Thats good, it is late here but the other question, those are special charaters that need to be wrote differantly,
Sleep time here, have fun. Remeber Google is your friend.
I did convert my mp3 to ogg, and it has the extension .ogg, not .ogg.ogv as far as I can see... Ah, I didn't know that Firefox does not support playback of mp3 files in
<audio> elements, Thanks for the info. FF supports ogg, so it should play jer1.ogg, shouldn't it?
I think Alcinoe figured out the problem. Here is another site to see stuff, and I Google tags themselves with HTML5 on them (embed tag HTML5), I might catch bad for this but I do steer clear of W3C school, they have nothing to do with the real W3C. You'll know good sources when you see them, the trick for me is balancing learning with doing, what good is the reading if I'm not making something. There are good ideas in here too fish out and see, tons...
This is a great resource, but there are more like boiler plate too...
This is the real W3C,I go look up a tag there sometimes but it can get heady, not the best place for a novice, but serious students should know it is there.
Ok, I think that i got it now. Your ogg file uses the flac codex and it is not supported by firefox. It must use either the Vorbis or Theora Codex.
I put both your original file, and a file with the changed codex at the bottom of this page:
The one that I changed works in firefox, and the other one does not.
If you want to save the file, right click and hit "save audio as" It iwill add an ogv to the end of the file - this needs to be removed. I also renamed it to jer2.ogg so you either have to change the file name or change it in your code.
Thanks much! That was the problem. When I converted mp3 to ogg, I used an online converter.
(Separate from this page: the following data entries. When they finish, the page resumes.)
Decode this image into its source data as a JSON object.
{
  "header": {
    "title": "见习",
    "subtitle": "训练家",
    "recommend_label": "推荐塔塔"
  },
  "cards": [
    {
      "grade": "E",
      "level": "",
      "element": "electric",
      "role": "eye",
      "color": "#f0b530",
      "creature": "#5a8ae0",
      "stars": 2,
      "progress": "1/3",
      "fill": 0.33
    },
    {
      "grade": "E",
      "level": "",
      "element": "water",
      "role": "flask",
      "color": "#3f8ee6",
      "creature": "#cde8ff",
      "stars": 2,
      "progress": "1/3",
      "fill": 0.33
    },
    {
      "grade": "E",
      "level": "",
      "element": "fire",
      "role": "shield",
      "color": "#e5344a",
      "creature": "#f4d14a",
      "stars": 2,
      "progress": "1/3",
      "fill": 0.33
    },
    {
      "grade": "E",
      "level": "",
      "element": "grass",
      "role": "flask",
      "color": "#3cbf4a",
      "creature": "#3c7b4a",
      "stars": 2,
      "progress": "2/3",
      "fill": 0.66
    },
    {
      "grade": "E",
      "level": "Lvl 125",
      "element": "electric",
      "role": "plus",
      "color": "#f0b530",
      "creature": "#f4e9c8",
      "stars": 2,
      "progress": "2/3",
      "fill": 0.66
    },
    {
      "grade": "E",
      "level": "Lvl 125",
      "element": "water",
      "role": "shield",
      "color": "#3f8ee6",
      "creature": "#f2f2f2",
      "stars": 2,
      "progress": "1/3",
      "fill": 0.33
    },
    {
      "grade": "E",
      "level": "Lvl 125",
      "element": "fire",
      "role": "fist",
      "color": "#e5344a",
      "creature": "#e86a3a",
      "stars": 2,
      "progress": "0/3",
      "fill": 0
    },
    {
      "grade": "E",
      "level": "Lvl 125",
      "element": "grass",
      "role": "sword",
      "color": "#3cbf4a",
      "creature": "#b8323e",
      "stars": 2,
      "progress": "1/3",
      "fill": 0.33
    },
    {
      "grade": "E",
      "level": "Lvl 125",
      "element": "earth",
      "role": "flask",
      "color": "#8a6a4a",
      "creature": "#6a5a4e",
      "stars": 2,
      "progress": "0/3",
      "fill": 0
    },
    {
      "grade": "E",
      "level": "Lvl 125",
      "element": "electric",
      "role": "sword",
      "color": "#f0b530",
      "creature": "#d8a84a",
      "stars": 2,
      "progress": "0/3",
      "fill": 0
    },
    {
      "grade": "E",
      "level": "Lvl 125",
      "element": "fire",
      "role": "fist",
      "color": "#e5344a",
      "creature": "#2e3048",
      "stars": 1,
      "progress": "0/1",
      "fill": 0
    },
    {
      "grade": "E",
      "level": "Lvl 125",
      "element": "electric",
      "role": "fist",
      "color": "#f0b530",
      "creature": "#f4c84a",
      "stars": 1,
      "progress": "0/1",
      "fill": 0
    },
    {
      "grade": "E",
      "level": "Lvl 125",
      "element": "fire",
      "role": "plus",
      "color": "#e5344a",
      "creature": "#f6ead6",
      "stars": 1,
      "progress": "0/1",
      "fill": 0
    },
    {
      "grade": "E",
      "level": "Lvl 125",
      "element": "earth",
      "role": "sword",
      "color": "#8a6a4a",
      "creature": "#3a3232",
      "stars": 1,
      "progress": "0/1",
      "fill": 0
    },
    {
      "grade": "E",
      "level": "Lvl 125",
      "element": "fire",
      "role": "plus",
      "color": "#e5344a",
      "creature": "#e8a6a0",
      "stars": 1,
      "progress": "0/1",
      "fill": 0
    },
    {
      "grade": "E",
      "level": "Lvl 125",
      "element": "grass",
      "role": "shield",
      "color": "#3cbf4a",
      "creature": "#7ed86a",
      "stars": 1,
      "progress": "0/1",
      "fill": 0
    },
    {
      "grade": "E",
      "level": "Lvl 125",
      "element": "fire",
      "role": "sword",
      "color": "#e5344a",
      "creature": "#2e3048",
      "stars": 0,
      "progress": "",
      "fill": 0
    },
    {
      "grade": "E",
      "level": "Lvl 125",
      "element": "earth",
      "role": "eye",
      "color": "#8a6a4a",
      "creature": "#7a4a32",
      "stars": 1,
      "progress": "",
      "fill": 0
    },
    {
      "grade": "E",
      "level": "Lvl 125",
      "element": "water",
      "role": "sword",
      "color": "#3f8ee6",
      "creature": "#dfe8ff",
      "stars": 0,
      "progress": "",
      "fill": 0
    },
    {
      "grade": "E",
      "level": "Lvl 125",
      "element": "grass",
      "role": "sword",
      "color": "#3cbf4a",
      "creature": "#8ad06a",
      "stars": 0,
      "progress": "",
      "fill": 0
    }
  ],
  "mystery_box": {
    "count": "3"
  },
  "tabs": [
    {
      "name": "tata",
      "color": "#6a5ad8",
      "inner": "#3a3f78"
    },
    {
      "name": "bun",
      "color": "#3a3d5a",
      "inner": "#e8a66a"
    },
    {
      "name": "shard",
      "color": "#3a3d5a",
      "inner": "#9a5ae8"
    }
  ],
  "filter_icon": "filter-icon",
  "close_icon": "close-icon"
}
It didn't show any details (as far as I could see) about the codex. I just installed mp32ogg-vorbis converter and converted my mp3. My page works now. Thanks again.